Hello and welcome to Teach Kids Chemistry! Today, we will be discussing the fascinating element known as americium. Americium is a man-made element that was first produced in 1944 by a team of scientists at the University of California, Berkeley. It is a radioactive metal that is commonly used in smoke detectors and other industrial applications. Despite its potential dangers, americium has many interesting properties that make it an important element to study. So, let’s dive in and learn more about this unique element!
The Periodic Element Americium Overview
Americium is a synthetic element with the atomic number 95 and the symbol Am. Its atomic mass is 243, and it has 148 neutrons, 95 protons, and 95 electrons. Americium belongs to the actinide series and is located in period 7 and group 3 of the periodic table. It is a solid at room temperature and is classified as a metal. Americium has an electronegativity of 1.3 and a specific heat capacity of 62.7 J/mol·K. Its melting point is 1176°C, and its boiling point is 2607°C. The density of americium is 12 g/cm³.Americium was first synthesized in 1944 by Glenn T. Seaborg, Ralph A. James, and Albert Ghiorso at the University of California, Berkeley. It was named after the Americas, as it was the fourth transuranium element to be discovered in the Americas. Americium is primarily used in smoke detectors, as it emits alpha particles that ionize the air, causing a current to flow and triggering the alarm. It is also used in nuclear reactors and as a radiation source in medical and industrial applications. Due to its radioactivity, americium poses a health hazard and must be handled with care.
Everyday objects that contain the periodic element americium?
There are many everyday objects that contain chemicals or compounds that can be used to teach chemistry concepts. For example, water is a compound made up of two hydrogen atoms and one oxygen atom, and can be used to teach about chemical formulas and the properties of different elements. Salt, which is made up of sodium and chlorine, can be used to teach about ionic bonding and the properties of salts. Baking soda, which is sodium bicarbonate, can be used to teach about chemical reactions and the properties of acids and bases. Other examples include vinegar, which is acetic acid, and aspirin, which is acetylsalicylic acid. By using everyday objects that contain chemicals, students can learn about chemistry concepts in a simple and relatable way.
Differences in the periodic element americium across states of matter

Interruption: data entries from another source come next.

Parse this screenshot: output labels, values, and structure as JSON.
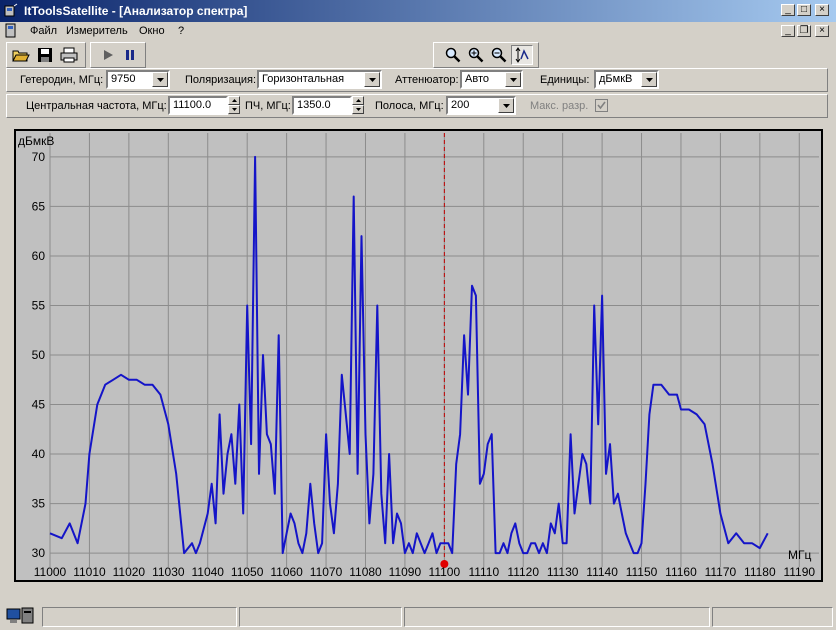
{
  "window": {
    "title": "ItToolsSatellite - [Анализатор спектра]",
    "caption_buttons": [
      "_",
      "□",
      "×"
    ]
  },
  "menu": {
    "items": [
      "Файл",
      "Измеритель",
      "Окно",
      "?"
    ],
    "mdi_buttons": [
      "_",
      "❐",
      "×"
    ]
  },
  "toolbar": {
    "icons": [
      "open-icon",
      "save-icon",
      "print-icon",
      "play-icon",
      "pause-icon",
      "zoom-icon",
      "zoom-in-icon",
      "zoom-out-icon",
      "autoscale-icon"
    ]
  },
  "settings": {
    "lo_label": "Гетеродин, МГц:",
    "lo_value": "9750",
    "polarization_label": "Поляризация:",
    "polarization_value": "Горизонтальная",
    "attenuator_label": "Аттенюатор:",
    "attenuator_value": "Авто",
    "units_label": "Единицы:",
    "units_value": "дБмкВ",
    "center_freq_label": "Центральная частота, МГц:",
    "center_freq_value": "11100.0",
    "if_label": "ПЧ, МГц:",
    "if_value": "1350.0",
    "band_label": "Полоса, МГц:",
    "band_value": "200",
    "max_res_label": "Макс. разр.",
    "max_res_checked": true
  },
  "chart_data": {
    "type": "line",
    "ylabel": "дБмкВ",
    "xlabel": "МГц",
    "xlim": [
      11000,
      11195
    ],
    "ylim": [
      29,
      71
    ],
    "x_ticks": [
      11000,
      11010,
      11020,
      11030,
      11040,
      11050,
      11060,
      11070,
      11080,
      11090,
      11100,
      11110,
      11120,
      11130,
      11140,
      11150,
      11160,
      11170,
      11180,
      11190
    ],
    "y_ticks": [
      30,
      35,
      40,
      45,
      50,
      55,
      60,
      65,
      70
    ],
    "grid": true,
    "marker_frequency": 11100,
    "colors": {
      "trace": "#1414c8",
      "marker_line": "#c00000",
      "marker_dot": "#e00000",
      "background": "#c0c0c0",
      "grid": "#8c8c8c"
    },
    "x": [
      11000,
      11003,
      11005,
      11007,
      11009,
      11010,
      11012,
      11014,
      11016,
      11018,
      11020,
      11022,
      11024,
      11026,
      11028,
      11030,
      11032,
      11034,
      11036,
      11037,
      11038,
      11040,
      11041,
      11042,
      11043,
      11044,
      11045,
      11046,
      11047,
      11048,
      11049,
      11050,
      11051,
      11052,
      11053,
      11054,
      11055,
      11056,
      11057,
      11058,
      11059,
      11060,
      11061,
      11062,
      11063,
      11064,
      11065,
      11066,
      11067,
      11068,
      11069,
      11070,
      11071,
      11072,
      11073,
      11074,
      11075,
      11076,
      11077,
      11078,
      11079,
      11080,
      11081,
      11082,
      11083,
      11084,
      11085,
      11086,
      11087,
      11088,
      11089,
      11090,
      11091,
      11092,
      11093,
      11094,
      11095,
      11096,
      11097,
      11098,
      11099,
      11100,
      11101,
      11102,
      11103,
      11104,
      11105,
      11106,
      11107,
      11108,
      11109,
      11110,
      11111,
      11112,
      11113,
      11114,
      11115,
      11116,
      11117,
      11118,
      11119,
      11120,
      11121,
      11122,
      11123,
      11124,
      11125,
      11126,
      11127,
      11128,
      11129,
      11130,
      11131,
      11132,
      11133,
      11134,
      11135,
      11136,
      11137,
      11138,
      11139,
      11140,
      11141,
      11142,
      11143,
      11144,
      11145,
      11146,
      11147,
      11148,
      11149,
      11150,
      11151,
      11152,
      11153,
      11155,
      11157,
      11159,
      11160,
      11162,
      11164,
      11166,
      11168,
      11170,
      11172,
      11174,
      11176,
      11178,
      11180,
      11182,
      11184,
      11186,
      11188,
      11190,
      11192,
      11195
    ],
    "y": [
      32,
      31.5,
      33,
      31,
      35,
      40,
      45,
      47,
      47.5,
      48,
      47.5,
      47.5,
      47,
      47,
      46,
      43,
      38,
      30,
      31,
      30,
      31,
      34,
      37,
      33,
      44,
      36,
      40,
      42,
      37,
      45,
      34,
      55,
      41,
      70,
      38,
      50,
      42,
      41,
      36,
      52,
      30,
      32,
      34,
      33,
      31,
      30,
      32,
      37,
      33,
      30,
      31,
      42,
      35,
      32,
      37,
      48,
      44,
      40,
      66,
      38,
      62,
      42,
      33,
      38,
      55,
      36,
      31,
      40,
      31,
      34,
      33,
      30,
      31,
      30,
      32,
      31,
      30,
      31,
      32,
      30,
      31,
      31,
      31,
      30,
      39,
      42,
      52,
      46,
      57,
      56,
      37,
      38,
      41,
      42,
      30,
      30,
      31,
      30,
      32,
      33,
      31,
      30,
      30,
      31,
      31,
      30,
      31,
      30,
      33,
      32,
      35,
      31,
      31,
      42,
      34,
      37,
      40,
      39,
      35,
      55,
      43,
      56,
      38,
      41,
      35,
      36,
      34,
      32,
      31,
      30,
      30,
      31,
      37,
      44,
      47,
      47,
      46,
      46,
      44.5,
      44.5,
      44,
      43,
      39,
      34,
      31,
      32,
      31,
      31,
      30.5,
      32
    ]
  },
  "status": {
    "panes": [
      "",
      "",
      "",
      ""
    ]
  }
}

The state of an element can vary greatly depending on its temperature and pressure. At standard temperature and pressure (STP), most elements are either solids or gases. Solids have a fixed shape and volume, while gases have neither. As temperature and pressure increase, some solids can become liquids, which have a fixed volume but take the shape of their container. As temperature and pressure continue to increase, some liquids can become gases, which have neither a fixed shape nor volume. At extremely high temperatures and pressures, some gases can become plasmas, which are highly ionized and conductive. Plasmas are often found in stars and lightning bolts, and have unique properties such as the ability to emit light.
Is the periodic element americium dangerous or radioactive?
Yes, americium is a radioactive element and can be dangerous if not handled properly. It is a synthetic element that is produced by bombarding plutonium with neutrons in a nuclear reactor. Americium emits alpha particles, beta particles, and gamma rays, which can penetrate the body and damage cells. Exposure to high levels of americium can cause radiation sickness, cancer, and other health problems. Therefore, it is important to handle americium with caution and follow proper safety protocols when working with it.
Is the periodic element americium rare and expensive?
Yes, americium is a rare and expensive element. It is a synthetic element that is not found in nature and can only be produced in nuclear reactors or particle accelerators. Its production is limited, and it is primarily used in research and nuclear applications. Due to its rarity and the cost of producing it, americium is one of the most expensive elements, with a price of around $1,500 per gram.
Learn about all the elements with a periodic table!